## Work to be completed
Provide the data again in its entirety, exactly as given.

## Dataset extract
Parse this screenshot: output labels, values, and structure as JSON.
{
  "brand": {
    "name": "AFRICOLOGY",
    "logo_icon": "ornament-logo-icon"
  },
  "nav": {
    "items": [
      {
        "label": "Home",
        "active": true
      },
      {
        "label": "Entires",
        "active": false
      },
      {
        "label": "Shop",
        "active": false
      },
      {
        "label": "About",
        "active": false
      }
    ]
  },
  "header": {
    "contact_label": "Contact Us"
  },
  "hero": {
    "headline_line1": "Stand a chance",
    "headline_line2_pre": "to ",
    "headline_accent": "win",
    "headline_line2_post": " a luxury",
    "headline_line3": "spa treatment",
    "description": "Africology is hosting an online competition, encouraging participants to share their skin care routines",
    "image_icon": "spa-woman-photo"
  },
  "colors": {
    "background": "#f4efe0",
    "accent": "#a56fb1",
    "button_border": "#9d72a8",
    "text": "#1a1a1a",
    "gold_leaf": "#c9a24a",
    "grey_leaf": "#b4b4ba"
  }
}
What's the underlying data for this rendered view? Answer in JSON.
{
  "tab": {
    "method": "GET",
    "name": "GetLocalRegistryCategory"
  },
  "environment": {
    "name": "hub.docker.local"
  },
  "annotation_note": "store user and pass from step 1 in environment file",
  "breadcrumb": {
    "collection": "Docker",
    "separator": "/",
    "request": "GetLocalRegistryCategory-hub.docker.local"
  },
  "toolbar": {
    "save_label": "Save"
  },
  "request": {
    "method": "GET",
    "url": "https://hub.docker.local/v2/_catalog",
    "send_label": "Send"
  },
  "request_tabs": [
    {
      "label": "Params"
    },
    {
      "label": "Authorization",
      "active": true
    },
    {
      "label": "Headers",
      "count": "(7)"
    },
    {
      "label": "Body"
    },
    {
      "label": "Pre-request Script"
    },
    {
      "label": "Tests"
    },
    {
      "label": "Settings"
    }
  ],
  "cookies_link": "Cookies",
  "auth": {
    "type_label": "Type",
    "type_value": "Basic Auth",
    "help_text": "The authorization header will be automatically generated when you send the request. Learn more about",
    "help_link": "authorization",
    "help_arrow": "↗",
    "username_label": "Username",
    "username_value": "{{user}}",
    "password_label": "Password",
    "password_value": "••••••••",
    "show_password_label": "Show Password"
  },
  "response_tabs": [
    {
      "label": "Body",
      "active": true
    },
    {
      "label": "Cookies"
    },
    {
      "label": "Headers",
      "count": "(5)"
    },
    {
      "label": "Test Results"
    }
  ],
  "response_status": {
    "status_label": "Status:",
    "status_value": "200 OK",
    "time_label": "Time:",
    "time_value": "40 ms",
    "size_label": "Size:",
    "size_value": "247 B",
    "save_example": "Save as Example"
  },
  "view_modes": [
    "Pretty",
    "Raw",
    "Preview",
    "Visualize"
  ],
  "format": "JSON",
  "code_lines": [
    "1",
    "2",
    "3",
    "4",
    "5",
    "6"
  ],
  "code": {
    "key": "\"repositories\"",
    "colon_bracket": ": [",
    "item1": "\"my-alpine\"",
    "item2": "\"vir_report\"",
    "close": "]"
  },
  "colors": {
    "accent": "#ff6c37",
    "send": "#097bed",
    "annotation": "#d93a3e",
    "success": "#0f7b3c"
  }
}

## Reply
Parse this screenshot: output labels, values, and structure as JSON.
{
  "brand": {
    "name": "AFRICOLOGY",
    "logo_icon": "ornament-logo-icon"
  },
  "nav": {
    "items": [
      {
        "label": "Home",
        "active": true
      },
      {
        "label": "Entires",
        "active": false
      },
      {
        "label": "Shop",
        "active": false
      },
      {
        "label": "About",
        "active": false
      }
    ]
  },
  "header": {
    "contact_label": "Contact Us"
  },
  "hero": {
    "headline_line1": "Stand a chance",
    "headline_line2_pre": "to ",
    "headline_accent": "win",
    "headline_line2_post": " a luxury",
    "headline_line3": "spa treatment",
    "description": "Africology is hosting an online competition, encouraging participants to share their skin care routines",
    "image_icon": "spa-woman-photo"
  },
  "colors": {
    "background": "#f4efe0",
    "accent": "#a56fb1",
    "button_border": "#9d72a8",
    "text": "#1a1a1a",
    "gold_leaf": "#c9a24a",
    "grey_leaf": "#b4b4ba"
  }
}
What's the underlying data for this rendered view? Answer in JSON.
{
  "tab": {
    "method": "GET",
    "name": "GetLocalRegistryCategory"
  },
  "environment": {
    "name": "hub.docker.local"
  },
  "annotation_note": "store user and pass from step 1 in environment file",
  "breadcrumb": {
    "collection": "Docker",
    "separator": "/",
    "request": "GetLocalRegistryCategory-hub.docker.local"
  },
  "toolbar": {
    "save_label": "Save"
  },
  "request": {
    "method": "GET",
    "url": "https://hub.docker.local/v2/_catalog",
    "send_label": "Send"
  },
  "request_tabs": [
    {
      "label": "Params"
    },
    {
      "label": "Authorization",
      "active": true
    },
    {
      "label": "Headers",
      "count": "(7)"
    },
    {
      "label": "Body"
    },
    {
      "label": "Pre-request Script"
    },
    {
      "label": "Tests"
    },
    {
      "label": "Settings"
    }
  ],
  "cookies_link": "Cookies",
  "auth": {
    "type_label": "Type",
    "type_value": "Basic Auth",
    "help_text": "The authorization header will be automatically generated when you send the request. Learn more about",
    "help_link": "authorization",
    "help_arrow": "↗",
    "username_label": "Username",
    "username_value": "{{user}}",
    "password_label": "Password",
    "password_value": "••••••••",
    "show_password_label": "Show Password"
  },
  "response_tabs": [
    {
      "label": "Body",
      "active": true
    },
    {
      "label": "Cookies"
    },
    {
      "label": "Headers",
      "count": "(5)"
    },
    {
      "label": "Test Results"
    }
  ],
  "response_status": {
    "status_label": "Status:",
    "status_value": "200 OK",
    "time_label": "Time:",
    "time_value": "40 ms",
    "size_label": "Size:",
    "size_value": "247 B",
    "save_example": "Save as Example"
  },
  "view_modes": [
    "Pretty",
    "Raw",
    "Preview",
    "Visualize"
  ],
  "format": "JSON",
  "code_lines": [
    "1",
    "2",
    "3",
    "4",
    "5",
    "6"
  ],
  "code": {
    "key": "\"repositories\"",
    "colon_bracket": ": [",
    "item1": "\"my-alpine\"",
    "item2": "\"vir_report\"",
    "close": "]"
  },
  "colors": {
    "accent": "#ff6c37",
    "send": "#097bed",
    "annotation": "#d93a3e",
    "success": "#0f7b3c"
  }
}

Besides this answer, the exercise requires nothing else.